Diseases, like malaria and yellow fever are also transmitted through animals. Some vets have insight to diseases that affect both humans and animals. Vets have contributed to the treatment and cure of many diseases that plagued both humans and their furry friends.
Government agencies employ veterinarians as well. When an animal comes from a foreign land, these vets quarantine them and check for any diseases that may be present in an effort to control new diseases that can be brought into the country. Other Specific types of vets include:
A vet assistant works alongside the veterinarian and helps out around the clinic. In some cases, they may assist vets in surgery or restrain struggling animals during tests or lab work. The everyday duties of a veterinary assistant include; monitoring and caring for animals after surgery, keeping medical records, cleaning animals' teeth, feeding and bathing them, cleaning cages, sterilizing surgical equipment, giving animals medication, collecting samples for testing and performing laboratory tests, and offering grief counseling to pet owners.
It's a good idea to bring your pet to the vet regularly. This way, he or she becomes familiar and comfortable with the care providers, and you can stay on top of your pet's preventative care. If the animal is small enough, bring it to the office in a carrier. Just as you visit the doctor for a yearly check up, you should bring in your pet for regular check ups as well. During a routine veterinary visit, the vet will probably begin by asking you if there have been any changes in your pet's behavior or habits.

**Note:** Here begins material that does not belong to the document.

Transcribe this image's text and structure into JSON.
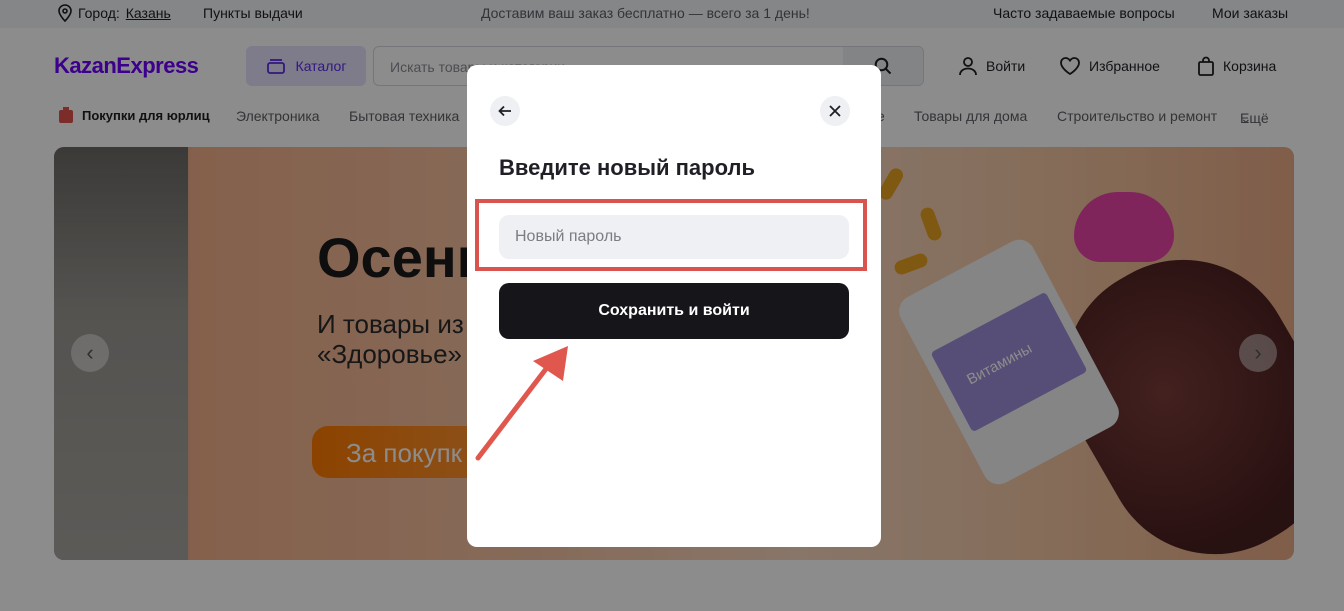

The vet will then take your pet's vitals, like weight, temperature, pulse and respiration rate, and perform a physical examination of the pet. During a physical exam, the vet checks the abdomen for swollen organs, and the legs, feet and joints for any potential problems. Depending on the age, breed or condition of your pet, your veterinarian may also check the eyes, ears and mouth.

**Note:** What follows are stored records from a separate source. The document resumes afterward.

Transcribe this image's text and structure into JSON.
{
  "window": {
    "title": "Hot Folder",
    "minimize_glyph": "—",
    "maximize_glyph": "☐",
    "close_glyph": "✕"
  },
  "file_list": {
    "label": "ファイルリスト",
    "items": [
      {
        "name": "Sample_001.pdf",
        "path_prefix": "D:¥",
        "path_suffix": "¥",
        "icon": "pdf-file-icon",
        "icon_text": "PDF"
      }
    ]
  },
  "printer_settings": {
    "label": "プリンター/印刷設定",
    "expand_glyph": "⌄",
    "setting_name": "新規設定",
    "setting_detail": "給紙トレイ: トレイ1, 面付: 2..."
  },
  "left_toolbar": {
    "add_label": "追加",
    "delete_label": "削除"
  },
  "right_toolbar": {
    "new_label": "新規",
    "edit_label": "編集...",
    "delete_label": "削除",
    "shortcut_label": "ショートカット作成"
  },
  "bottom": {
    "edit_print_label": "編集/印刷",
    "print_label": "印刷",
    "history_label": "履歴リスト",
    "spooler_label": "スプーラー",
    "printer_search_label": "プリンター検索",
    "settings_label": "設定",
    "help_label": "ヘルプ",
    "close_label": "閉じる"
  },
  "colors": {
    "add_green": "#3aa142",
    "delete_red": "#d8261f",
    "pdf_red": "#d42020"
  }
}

When your vet conducts a full body examination, he or she will check out your pet's coat and skin, noting any hair loss, itchy spots or lumps. Keep note of your animal's shedding habits so you can let the vet know if anything seems abnormal. The vet will check for parasites, fleas, ticks, mites and heartworms as well.

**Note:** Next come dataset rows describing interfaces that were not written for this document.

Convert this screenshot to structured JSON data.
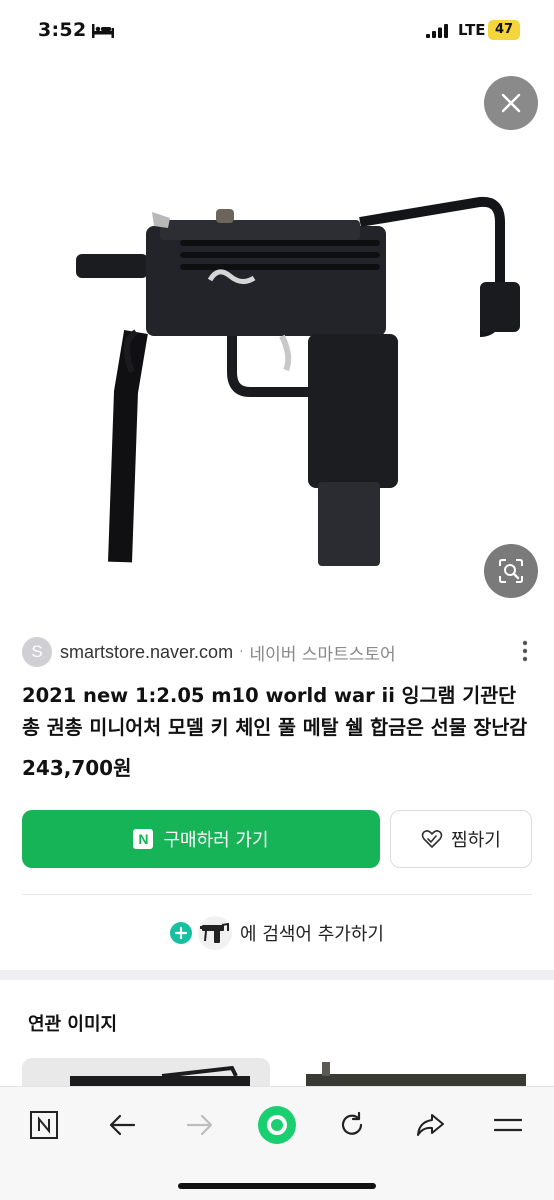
{
  "status_bar": {
    "time": "3:52",
    "network": "LTE",
    "battery": "47",
    "icons": [
      "bed-icon",
      "signal-icon"
    ]
  },
  "viewer": {
    "close_icon": "close-icon",
    "lens_icon": "image-search-icon"
  },
  "source": {
    "avatar_letter": "S",
    "domain": "smartstore.naver.com",
    "separator": "·",
    "site_name": "네이버 스마트스토어"
  },
  "product": {
    "title": "2021 new 1:2.05 m10 world war ii 잉그램 기관단총 권총 미니어처 모델 키 체인 풀 메탈 쉘 합금은 선물 장난감",
    "price": "243,700원"
  },
  "actions": {
    "buy_badge": "N",
    "buy_label": "구매하러 가기",
    "wish_label": "찜하기"
  },
  "add_search": {
    "label": "에 검색어 추가하기"
  },
  "related": {
    "title": "연관 이미지"
  },
  "toolbar": {
    "items": [
      "naver-n-icon",
      "back-arrow-icon",
      "forward-arrow-icon",
      "home-green-icon",
      "refresh-icon",
      "share-icon",
      "menu-icon"
    ],
    "naver_label": "N"
  },
  "colors": {
    "accent_green": "#17b357",
    "battery_yellow": "#f4d53c",
    "plus_teal": "#17c0a0"
  }
}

Vaccinations are also important to your pet, especially if you have a cat or a dog, and your vet will suggest that you make sure they're current. Keeping up to date with vaccinations can prevent your furry friend from getting distemper, rabies, hepatitis and lyme disease. Some vaccinations last longer than others, so speak to your doctor about staying caught up with your animal's shots.
Just like your own health insurance, you want to make sure your animal is covered before he or she needs veterinary services. Some common animal surgeries can cost thousands of dollars, and you don't want to end up having to foot a surprise bill that costs more than your paycheck.
There's no set price for pet health insurance. Costs can depend on factors such as where you live, the age and breed of your pet, and how much coverage you want. Before you take out a pet insurance policy, you'll want to meet with your vet to go over what he or she thinks your animal should be covered for. Many vets believe that you should make sure cancer, chronic disease, hereditary and congenital disease, and common breed-related medical conditions are all addressed in your policy.
Some pet owners can't afford insurance for their pet, so there are other options to make paying for surprise pet visits as easy as possible. Some pet stores have wellness plans - which tend to be much cheaper than an insurance policy - that offer shots, check ups, screenings and discounts on various procedures your pet may need. A lot of veterinary offices offer payment plans for pricey procedures as well, as long as you have decent credit history. For a last-ditch option, there are even privately funded organizations that offer pet owners financial aid for their pet's treatments.